Only the lines holding "this" are wanted; find them in the listing and return each one.

*The data*
──────────

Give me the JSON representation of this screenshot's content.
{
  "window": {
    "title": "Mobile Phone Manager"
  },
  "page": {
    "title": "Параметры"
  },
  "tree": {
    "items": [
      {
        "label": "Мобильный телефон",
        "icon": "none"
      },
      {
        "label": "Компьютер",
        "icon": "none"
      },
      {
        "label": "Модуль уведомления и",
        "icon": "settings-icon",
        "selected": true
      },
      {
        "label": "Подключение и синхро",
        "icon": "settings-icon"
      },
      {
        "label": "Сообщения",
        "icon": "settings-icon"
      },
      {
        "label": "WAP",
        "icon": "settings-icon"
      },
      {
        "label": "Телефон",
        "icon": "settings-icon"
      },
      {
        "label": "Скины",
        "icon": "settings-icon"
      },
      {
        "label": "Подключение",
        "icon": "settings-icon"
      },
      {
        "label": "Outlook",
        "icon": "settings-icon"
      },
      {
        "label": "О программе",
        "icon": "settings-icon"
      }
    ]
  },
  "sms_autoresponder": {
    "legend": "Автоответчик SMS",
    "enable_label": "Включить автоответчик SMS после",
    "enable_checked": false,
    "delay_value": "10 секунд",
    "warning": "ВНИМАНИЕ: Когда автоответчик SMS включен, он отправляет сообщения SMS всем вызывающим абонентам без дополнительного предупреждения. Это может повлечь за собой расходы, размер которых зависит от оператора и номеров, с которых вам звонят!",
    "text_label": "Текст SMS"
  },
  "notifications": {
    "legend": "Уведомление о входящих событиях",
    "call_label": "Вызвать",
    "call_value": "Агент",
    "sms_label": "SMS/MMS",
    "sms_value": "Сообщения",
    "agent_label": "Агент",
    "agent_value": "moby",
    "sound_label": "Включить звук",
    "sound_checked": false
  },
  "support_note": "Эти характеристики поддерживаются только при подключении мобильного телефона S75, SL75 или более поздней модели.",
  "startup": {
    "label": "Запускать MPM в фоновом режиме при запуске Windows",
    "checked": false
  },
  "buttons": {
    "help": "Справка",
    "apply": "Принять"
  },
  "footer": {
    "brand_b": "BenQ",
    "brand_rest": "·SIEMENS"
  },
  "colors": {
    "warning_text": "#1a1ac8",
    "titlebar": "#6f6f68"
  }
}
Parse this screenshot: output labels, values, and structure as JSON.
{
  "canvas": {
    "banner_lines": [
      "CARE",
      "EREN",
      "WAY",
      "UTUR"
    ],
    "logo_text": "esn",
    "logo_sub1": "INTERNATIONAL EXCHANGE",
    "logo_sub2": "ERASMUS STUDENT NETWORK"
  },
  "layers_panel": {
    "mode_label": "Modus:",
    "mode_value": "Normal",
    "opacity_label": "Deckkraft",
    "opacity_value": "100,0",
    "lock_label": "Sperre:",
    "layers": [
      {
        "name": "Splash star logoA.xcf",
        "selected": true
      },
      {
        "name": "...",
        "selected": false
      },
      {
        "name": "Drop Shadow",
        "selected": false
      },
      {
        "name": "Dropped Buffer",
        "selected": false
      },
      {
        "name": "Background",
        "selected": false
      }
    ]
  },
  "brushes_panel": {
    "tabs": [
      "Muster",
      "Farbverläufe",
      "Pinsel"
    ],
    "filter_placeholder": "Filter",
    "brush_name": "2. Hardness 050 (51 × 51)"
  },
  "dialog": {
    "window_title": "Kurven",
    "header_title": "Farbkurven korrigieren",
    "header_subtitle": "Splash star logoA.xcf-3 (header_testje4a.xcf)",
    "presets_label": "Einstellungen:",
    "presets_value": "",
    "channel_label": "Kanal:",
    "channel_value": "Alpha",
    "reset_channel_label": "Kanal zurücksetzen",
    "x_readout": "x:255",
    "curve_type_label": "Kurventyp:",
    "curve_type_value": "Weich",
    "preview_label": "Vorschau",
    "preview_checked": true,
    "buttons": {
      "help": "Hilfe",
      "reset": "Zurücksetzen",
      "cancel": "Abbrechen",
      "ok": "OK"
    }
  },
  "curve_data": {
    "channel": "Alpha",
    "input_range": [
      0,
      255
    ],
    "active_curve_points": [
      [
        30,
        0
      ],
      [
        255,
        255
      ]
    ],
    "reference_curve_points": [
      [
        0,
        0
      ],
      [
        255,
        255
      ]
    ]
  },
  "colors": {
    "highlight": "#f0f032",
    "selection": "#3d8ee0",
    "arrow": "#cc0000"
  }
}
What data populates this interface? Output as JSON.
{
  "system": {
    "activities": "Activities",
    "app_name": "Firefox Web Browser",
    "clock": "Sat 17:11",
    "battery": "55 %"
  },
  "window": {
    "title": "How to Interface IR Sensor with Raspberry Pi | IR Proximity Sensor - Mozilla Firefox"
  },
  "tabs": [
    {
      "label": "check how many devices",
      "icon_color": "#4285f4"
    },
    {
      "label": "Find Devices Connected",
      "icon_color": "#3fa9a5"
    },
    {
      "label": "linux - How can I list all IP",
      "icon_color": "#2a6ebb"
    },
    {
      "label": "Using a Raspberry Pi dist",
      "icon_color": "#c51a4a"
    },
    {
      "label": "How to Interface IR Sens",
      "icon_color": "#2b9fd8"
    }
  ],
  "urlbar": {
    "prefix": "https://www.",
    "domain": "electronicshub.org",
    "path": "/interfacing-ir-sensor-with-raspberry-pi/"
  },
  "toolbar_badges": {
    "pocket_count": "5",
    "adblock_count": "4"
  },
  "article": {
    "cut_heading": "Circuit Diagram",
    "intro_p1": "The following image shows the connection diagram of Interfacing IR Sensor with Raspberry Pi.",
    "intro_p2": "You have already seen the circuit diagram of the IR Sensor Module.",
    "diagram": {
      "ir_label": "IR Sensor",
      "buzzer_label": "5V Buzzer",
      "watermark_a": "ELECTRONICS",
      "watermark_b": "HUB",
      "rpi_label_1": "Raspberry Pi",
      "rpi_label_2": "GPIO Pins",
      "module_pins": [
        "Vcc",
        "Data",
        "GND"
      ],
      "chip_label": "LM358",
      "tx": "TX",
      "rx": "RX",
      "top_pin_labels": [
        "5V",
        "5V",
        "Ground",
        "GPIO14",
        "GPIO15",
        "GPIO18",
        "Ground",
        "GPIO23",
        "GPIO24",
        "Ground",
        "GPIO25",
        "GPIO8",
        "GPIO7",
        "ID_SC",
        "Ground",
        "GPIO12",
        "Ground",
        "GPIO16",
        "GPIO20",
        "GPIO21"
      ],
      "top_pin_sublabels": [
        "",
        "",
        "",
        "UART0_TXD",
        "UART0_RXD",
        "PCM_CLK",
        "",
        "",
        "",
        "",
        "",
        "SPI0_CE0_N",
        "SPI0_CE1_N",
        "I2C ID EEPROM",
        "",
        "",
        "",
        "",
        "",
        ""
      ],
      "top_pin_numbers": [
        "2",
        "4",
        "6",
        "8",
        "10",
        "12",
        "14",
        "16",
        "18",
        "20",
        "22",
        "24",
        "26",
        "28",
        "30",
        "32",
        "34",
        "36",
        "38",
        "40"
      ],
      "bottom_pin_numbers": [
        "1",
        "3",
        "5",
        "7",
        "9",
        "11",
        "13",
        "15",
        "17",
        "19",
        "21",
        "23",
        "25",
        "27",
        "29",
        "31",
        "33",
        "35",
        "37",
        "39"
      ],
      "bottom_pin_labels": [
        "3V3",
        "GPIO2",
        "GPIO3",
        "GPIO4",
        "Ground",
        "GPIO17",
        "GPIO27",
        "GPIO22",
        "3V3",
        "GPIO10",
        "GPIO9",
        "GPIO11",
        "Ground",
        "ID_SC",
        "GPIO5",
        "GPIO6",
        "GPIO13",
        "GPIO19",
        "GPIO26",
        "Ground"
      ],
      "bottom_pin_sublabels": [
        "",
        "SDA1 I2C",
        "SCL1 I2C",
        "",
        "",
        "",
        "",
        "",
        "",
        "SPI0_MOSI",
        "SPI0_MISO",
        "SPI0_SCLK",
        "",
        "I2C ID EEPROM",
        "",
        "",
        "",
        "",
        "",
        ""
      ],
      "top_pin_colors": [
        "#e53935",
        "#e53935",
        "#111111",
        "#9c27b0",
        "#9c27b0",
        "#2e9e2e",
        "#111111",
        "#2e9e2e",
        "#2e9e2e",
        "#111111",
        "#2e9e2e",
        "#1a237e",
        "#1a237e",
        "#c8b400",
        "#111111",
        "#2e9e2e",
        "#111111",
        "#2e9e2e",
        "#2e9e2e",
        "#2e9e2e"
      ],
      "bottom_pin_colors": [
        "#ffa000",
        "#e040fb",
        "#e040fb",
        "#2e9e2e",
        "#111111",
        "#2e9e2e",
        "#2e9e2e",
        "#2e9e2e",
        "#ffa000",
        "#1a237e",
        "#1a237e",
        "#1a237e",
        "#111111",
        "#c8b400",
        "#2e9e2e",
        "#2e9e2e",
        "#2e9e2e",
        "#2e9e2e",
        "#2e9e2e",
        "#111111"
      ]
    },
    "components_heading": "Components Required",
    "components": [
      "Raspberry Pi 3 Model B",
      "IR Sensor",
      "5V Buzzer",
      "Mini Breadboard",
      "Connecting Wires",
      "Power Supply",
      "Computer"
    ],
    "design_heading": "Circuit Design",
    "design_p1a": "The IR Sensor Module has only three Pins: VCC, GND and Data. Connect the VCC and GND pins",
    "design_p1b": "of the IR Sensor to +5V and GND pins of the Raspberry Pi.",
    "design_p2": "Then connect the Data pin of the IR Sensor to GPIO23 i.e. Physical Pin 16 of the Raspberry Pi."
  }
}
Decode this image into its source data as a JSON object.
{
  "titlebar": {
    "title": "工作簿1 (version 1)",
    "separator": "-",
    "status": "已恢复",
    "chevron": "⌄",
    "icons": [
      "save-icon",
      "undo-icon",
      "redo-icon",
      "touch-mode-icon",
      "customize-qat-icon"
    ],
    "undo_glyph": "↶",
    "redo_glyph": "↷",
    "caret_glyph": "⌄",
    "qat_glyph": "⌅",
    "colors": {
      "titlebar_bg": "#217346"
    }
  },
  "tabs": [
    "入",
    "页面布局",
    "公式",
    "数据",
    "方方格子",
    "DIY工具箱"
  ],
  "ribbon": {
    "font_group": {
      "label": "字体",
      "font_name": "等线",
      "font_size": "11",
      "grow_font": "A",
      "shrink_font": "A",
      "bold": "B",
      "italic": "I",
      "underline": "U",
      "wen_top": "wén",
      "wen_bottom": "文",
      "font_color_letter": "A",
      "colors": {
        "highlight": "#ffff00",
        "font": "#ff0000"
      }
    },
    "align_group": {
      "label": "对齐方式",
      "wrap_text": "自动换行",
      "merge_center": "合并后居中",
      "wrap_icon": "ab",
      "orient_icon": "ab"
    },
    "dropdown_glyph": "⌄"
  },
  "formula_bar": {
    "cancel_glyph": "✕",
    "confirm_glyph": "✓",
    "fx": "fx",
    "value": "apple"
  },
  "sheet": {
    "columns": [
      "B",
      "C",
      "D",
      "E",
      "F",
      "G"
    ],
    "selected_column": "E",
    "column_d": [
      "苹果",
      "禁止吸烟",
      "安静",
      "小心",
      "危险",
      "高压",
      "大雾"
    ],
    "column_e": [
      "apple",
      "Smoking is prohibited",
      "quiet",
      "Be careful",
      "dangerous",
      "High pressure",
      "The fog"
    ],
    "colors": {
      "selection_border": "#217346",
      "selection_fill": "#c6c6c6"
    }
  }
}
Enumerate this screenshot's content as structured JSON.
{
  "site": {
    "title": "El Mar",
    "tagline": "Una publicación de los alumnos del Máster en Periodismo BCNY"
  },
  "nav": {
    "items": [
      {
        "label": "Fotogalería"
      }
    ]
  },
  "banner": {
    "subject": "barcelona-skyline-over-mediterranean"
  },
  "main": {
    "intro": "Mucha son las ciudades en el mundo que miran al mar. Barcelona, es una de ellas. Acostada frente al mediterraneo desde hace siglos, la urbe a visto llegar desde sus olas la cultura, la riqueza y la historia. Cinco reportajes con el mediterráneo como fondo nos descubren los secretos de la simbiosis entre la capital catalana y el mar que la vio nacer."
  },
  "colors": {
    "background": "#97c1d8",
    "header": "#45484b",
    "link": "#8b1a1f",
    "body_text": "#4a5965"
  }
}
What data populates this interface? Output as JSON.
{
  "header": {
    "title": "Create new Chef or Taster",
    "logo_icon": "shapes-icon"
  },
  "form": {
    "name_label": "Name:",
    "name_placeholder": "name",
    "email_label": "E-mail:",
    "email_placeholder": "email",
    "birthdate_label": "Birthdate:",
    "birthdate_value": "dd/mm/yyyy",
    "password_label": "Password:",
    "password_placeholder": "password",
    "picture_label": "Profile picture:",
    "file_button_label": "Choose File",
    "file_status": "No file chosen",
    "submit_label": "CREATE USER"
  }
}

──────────

*Response*
Give me the JSON representation of this screenshot's content.
Parse this screenshot: output labels, values, and structure as JSON.
What data populates this interface? Output as JSON.
Decode this image into its source data as a JSON object.
Enumerate this screenshot's content as structured JSON.
What data populates this interface? Output as JSON.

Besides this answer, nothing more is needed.